Source data:

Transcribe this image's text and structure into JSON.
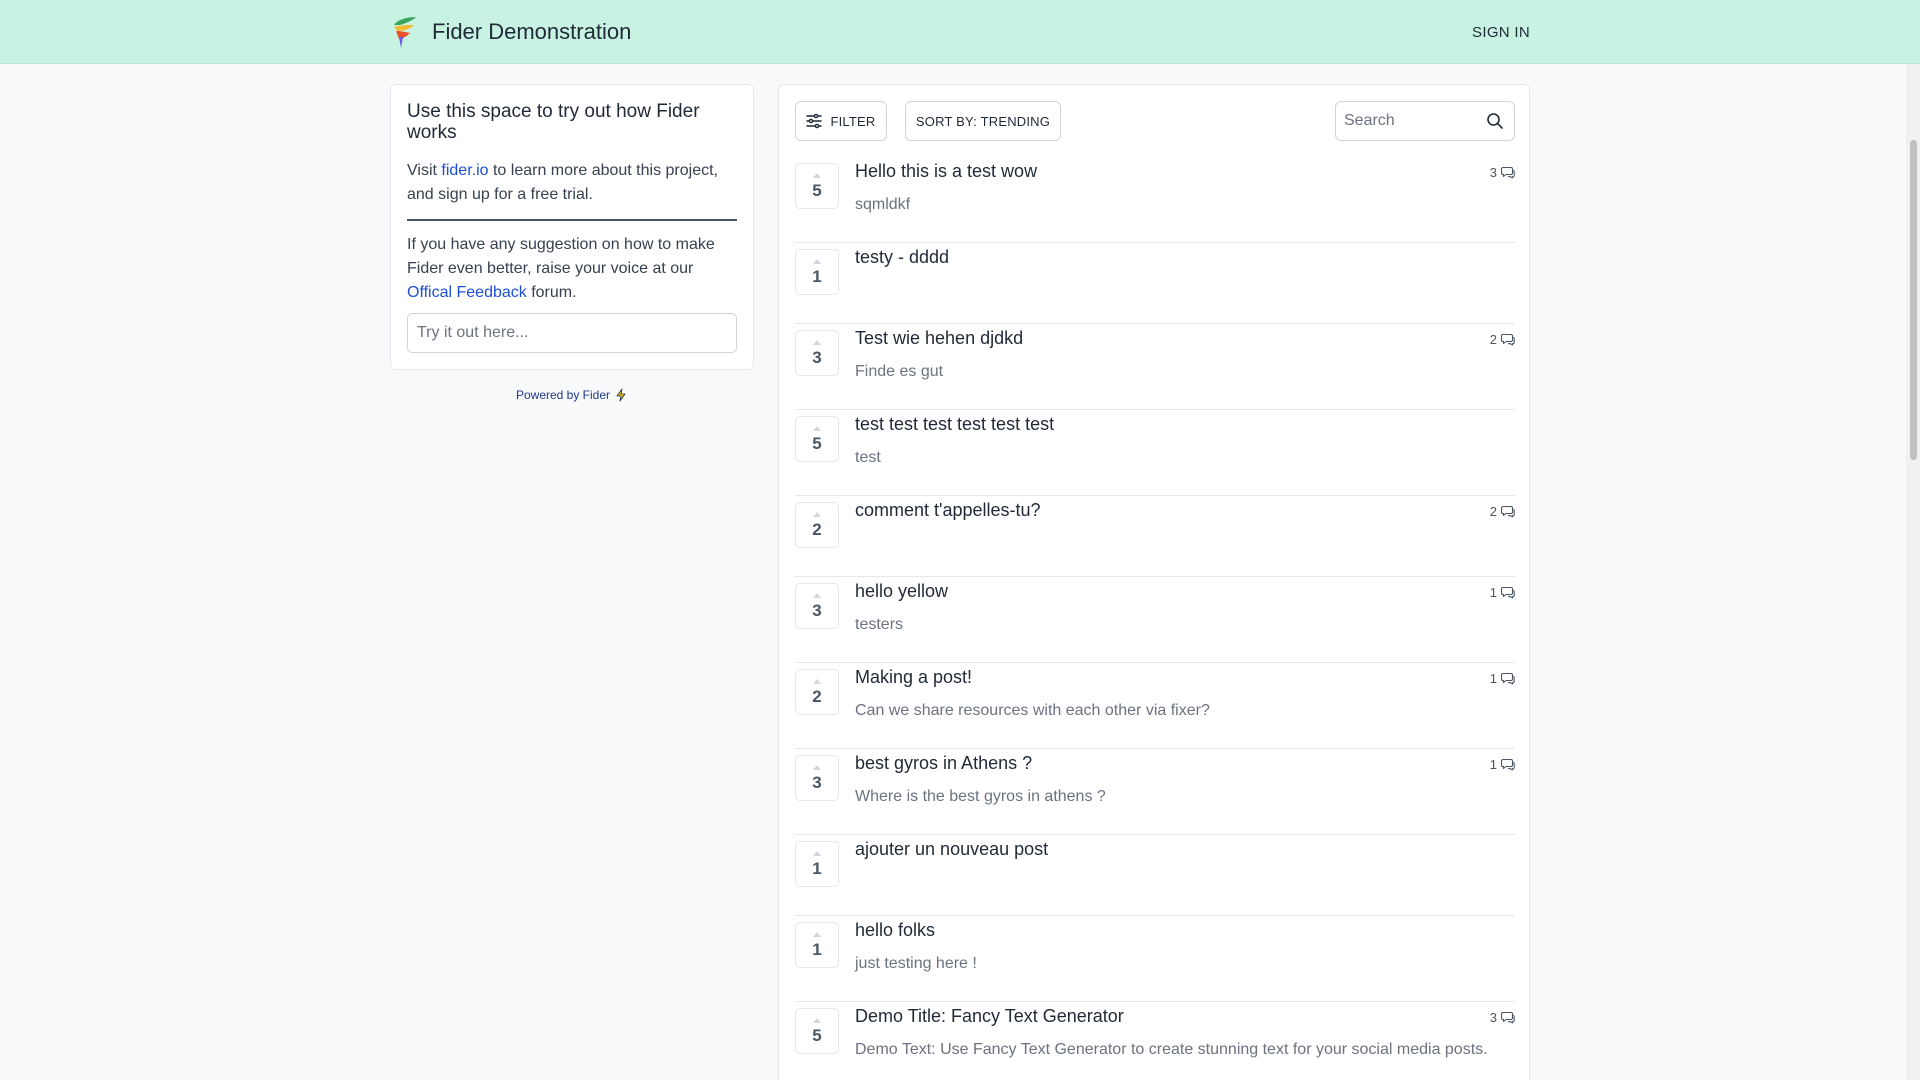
{
  "header": {
    "title": "Fider Demonstration",
    "sign_in": "SIGN IN"
  },
  "sidebar": {
    "title": "Use this space to try out how Fider works",
    "visit_prefix": "Visit ",
    "visit_link": "fider.io",
    "visit_suffix": " to learn more about this project, and sign up for a free trial.",
    "suggest_text": "If you have any suggestion on how to make Fider even better, raise your voice at our ",
    "feedback_link": "Offical Feedback",
    "suggest_suffix": " forum.",
    "input_placeholder": "Try it out here..."
  },
  "powered_by": "Powered by Fider",
  "toolbar": {
    "filter_label": "FILTER",
    "sort_label": "SORT BY: TRENDING",
    "search_placeholder": "Search"
  },
  "posts": [
    {
      "votes": "5",
      "title": "Hello this is a test wow",
      "description": "sqmldkf",
      "comments": "3"
    },
    {
      "votes": "1",
      "title": "testy - dddd",
      "description": "",
      "comments": ""
    },
    {
      "votes": "3",
      "title": "Test wie hehen djdkd",
      "description": "Finde es gut",
      "comments": "2"
    },
    {
      "votes": "5",
      "title": "test test test test test test",
      "description": "test",
      "comments": ""
    },
    {
      "votes": "2",
      "title": "comment t'appelles-tu?",
      "description": "",
      "comments": "2"
    },
    {
      "votes": "3",
      "title": "hello yellow",
      "description": "testers",
      "comments": "1"
    },
    {
      "votes": "2",
      "title": "Making a post!",
      "description": "Can we share resources with each other via fixer?",
      "comments": "1"
    },
    {
      "votes": "3",
      "title": "best gyros in Athens ?",
      "description": "Where is the best gyros in athens ?",
      "comments": "1"
    },
    {
      "votes": "1",
      "title": "ajouter un nouveau post",
      "description": "",
      "comments": ""
    },
    {
      "votes": "1",
      "title": "hello folks",
      "description": "just testing here !",
      "comments": ""
    },
    {
      "votes": "5",
      "title": "Demo Title: Fancy Text Generator",
      "description": "Demo Text: Use Fancy Text Generator to create stunning text for your social media posts.",
      "comments": "3"
    }
  ]
}
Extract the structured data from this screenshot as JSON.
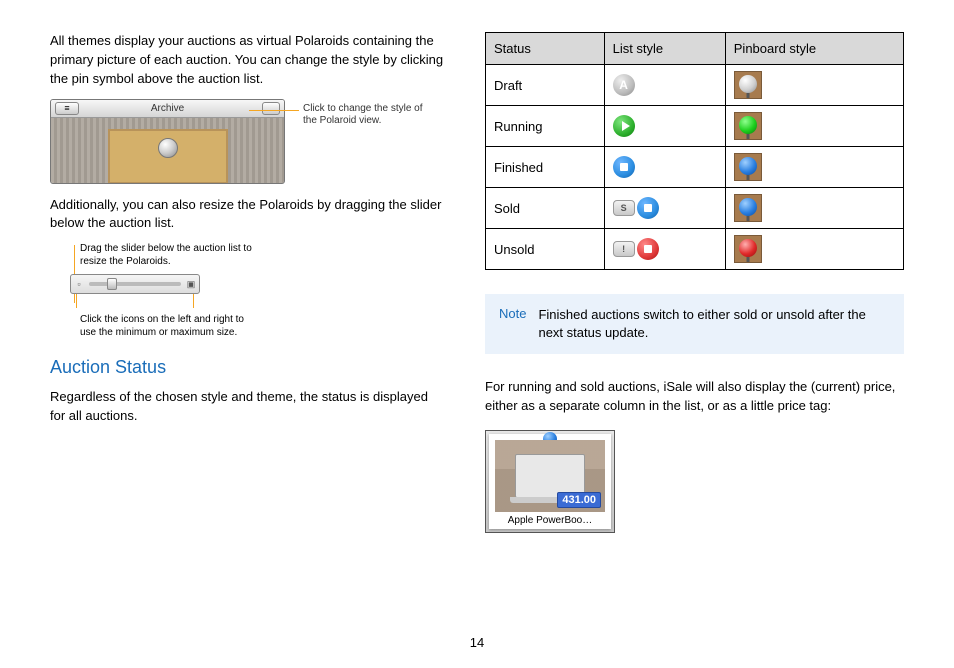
{
  "page_number": "14",
  "left": {
    "intro": "All themes display your auctions as virtual Polaroids containing the primary picture of each auction. You can change the style by clicking the pin symbol above the auction list.",
    "fig1_toolbar_label": "Archive",
    "fig1_back_glyph": "≡",
    "callout1": "Click to change the style of the Polaroid view.",
    "resize_text": "Additionally, you can also resize the Polaroids by dragging the slider below the auction list.",
    "callout2_top": "Drag the slider below the auction list to resize the Polaroids.",
    "callout2_bottom": "Click the icons on the left and right to use the minimum or maximum size.",
    "section_heading": "Auction Status",
    "status_intro": "Regardless of the chosen style and theme, the status is displayed for all auctions."
  },
  "right": {
    "table_headers": {
      "status": "Status",
      "list": "List style",
      "pin": "Pinboard style"
    },
    "rows": {
      "draft": "Draft",
      "running": "Running",
      "finished": "Finished",
      "sold": "Sold",
      "unsold": "Unsold"
    },
    "glyph_a": "A",
    "badge_sold": "S",
    "badge_unsold": "!",
    "note_label": "Note",
    "note_text": "Finished auctions switch to either sold or unsold after the next status update.",
    "price_text": "For running and sold auctions, iSale will also display the (current) price, either as a separate column in the list, or as a little price tag:",
    "polaroid_price": "431.00",
    "polaroid_caption": "Apple PowerBoo…"
  }
}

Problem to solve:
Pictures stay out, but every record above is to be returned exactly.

Output for this exercise:
Transcribe this image's text and structure into JSON.
{
  "header": {
    "title": "Fider Demonstration",
    "sign_in": "SIGN IN"
  },
  "sidebar": {
    "title": "Use this space to try out how Fider works",
    "visit_prefix": "Visit ",
    "visit_link": "fider.io",
    "visit_suffix": " to learn more about this project, and sign up for a free trial.",
    "suggest_text": "If you have any suggestion on how to make Fider even better, raise your voice at our ",
    "feedback_link": "Offical Feedback",
    "suggest_suffix": " forum.",
    "input_placeholder": "Try it out here..."
  },
  "powered_by": "Powered by Fider",
  "toolbar": {
    "filter_label": "FILTER",
    "sort_label": "SORT BY: TRENDING",
    "search_placeholder": "Search"
  },
  "posts": [
    {
      "votes": "5",
      "title": "Hello this is a test wow",
      "description": "sqmldkf",
      "comments": "3"
    },
    {
      "votes": "1",
      "title": "testy - dddd",
      "description": "",
      "comments": ""
    },
    {
      "votes": "3",
      "title": "Test wie hehen djdkd",
      "description": "Finde es gut",
      "comments": "2"
    },
    {
      "votes": "5",
      "title": "test test test test test test",
      "description": "test",
      "comments": ""
    },
    {
      "votes": "2",
      "title": "comment t'appelles-tu?",
      "description": "",
      "comments": "2"
    },
    {
      "votes": "3",
      "title": "hello yellow",
      "description": "testers",
      "comments": "1"
    },
    {
      "votes": "2",
      "title": "Making a post!",
      "description": "Can we share resources with each other via fixer?",
      "comments": "1"
    },
    {
      "votes": "3",
      "title": "best gyros in Athens ?",
      "description": "Where is the best gyros in athens ?",
      "comments": "1"
    },
    {
      "votes": "1",
      "title": "ajouter un nouveau post",
      "description": "",
      "comments": ""
    },
    {
      "votes": "1",
      "title": "hello folks",
      "description": "just testing here !",
      "comments": ""
    },
    {
      "votes": "5",
      "title": "Demo Title: Fancy Text Generator",
      "description": "Demo Text: Use Fancy Text Generator to create stunning text for your social media posts.",
      "comments": "3"
    }
  ]
}
Extract the structured data from this screenshot as JSON.
{
  "page_number": "14",
  "left": {
    "intro": "All themes display your auctions as virtual Polaroids containing the primary picture of each auction. You can change the style by clicking the pin symbol above the auction list.",
    "fig1_toolbar_label": "Archive",
    "fig1_back_glyph": "≡",
    "callout1": "Click to change the style of the Polaroid view.",
    "resize_text": "Additionally, you can also resize the Polaroids by dragging the slider below the auction list.",
    "callout2_top": "Drag the slider below the auction list to resize the Polaroids.",
    "callout2_bottom": "Click the icons on the left and right to use the minimum or maximum size.",
    "section_heading": "Auction Status",
    "status_intro": "Regardless of the chosen style and theme, the status is displayed for all auctions."
  },
  "right": {
    "table_headers": {
      "status": "Status",
      "list": "List style",
      "pin": "Pinboard style"
    },
    "rows": {
      "draft": "Draft",
      "running": "Running",
      "finished": "Finished",
      "sold": "Sold",
      "unsold": "Unsold"
    },
    "glyph_a": "A",
    "badge_sold": "S",
    "badge_unsold": "!",
    "note_label": "Note",
    "note_text": "Finished auctions switch to either sold or unsold after the next status update.",
    "price_text": "For running and sold auctions, iSale will also display the (current) price, either as a separate column in the list, or as a little price tag:",
    "polaroid_price": "431.00",
    "polaroid_caption": "Apple PowerBoo…"
  }
}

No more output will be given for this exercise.